══ EXERCISE MATERIALS ══
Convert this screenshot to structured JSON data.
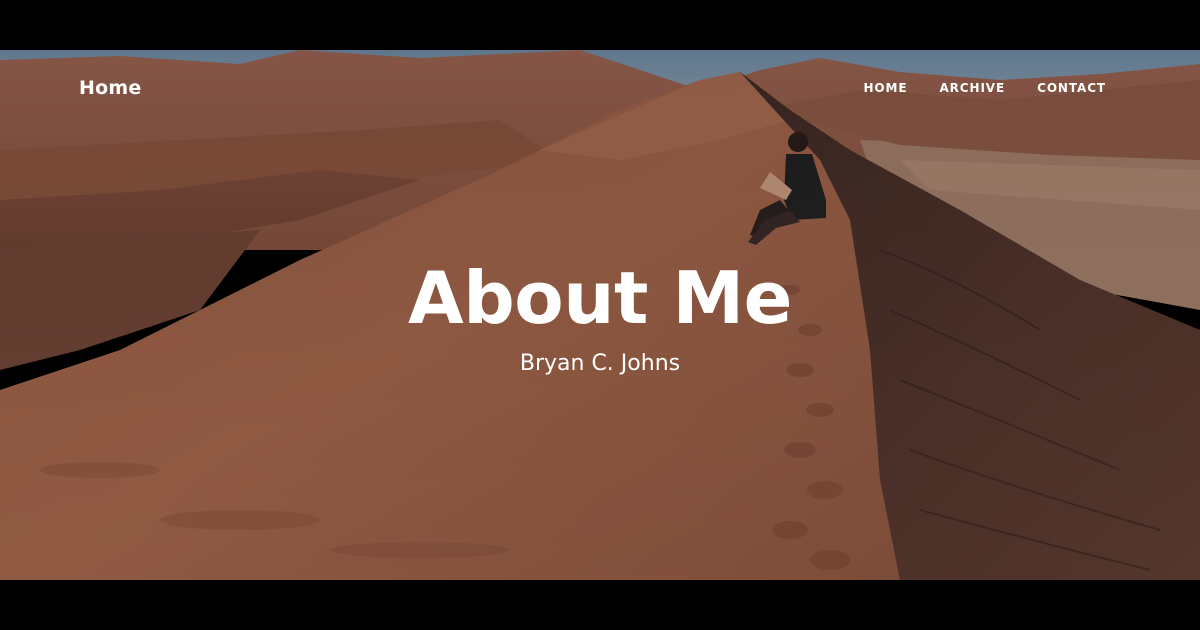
{
  "navbar": {
    "brand": "Home",
    "links": [
      {
        "label": "HOME"
      },
      {
        "label": "ARCHIVE"
      },
      {
        "label": "CONTACT"
      }
    ]
  },
  "header": {
    "title": "About Me",
    "subtitle": "Bryan C. Johns"
  },
  "background": {
    "sky_color": "#6d8aa6",
    "sand_light": "#a8654a",
    "sand_mid": "#8e5540",
    "sand_shadow": "#4a2f28",
    "letterbox_color": "#000000"
  }
}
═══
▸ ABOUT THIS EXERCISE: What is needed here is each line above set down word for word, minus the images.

▸ ANSWER BOX:
Convert this screenshot to structured JSON data.
{
  "navbar": {
    "brand": "Home",
    "links": [
      {
        "label": "HOME"
      },
      {
        "label": "ARCHIVE"
      },
      {
        "label": "CONTACT"
      }
    ]
  },
  "header": {
    "title": "About Me",
    "subtitle": "Bryan C. Johns"
  },
  "background": {
    "sky_color": "#6d8aa6",
    "sand_light": "#a8654a",
    "sand_mid": "#8e5540",
    "sand_shadow": "#4a2f28",
    "letterbox_color": "#000000"
  }
}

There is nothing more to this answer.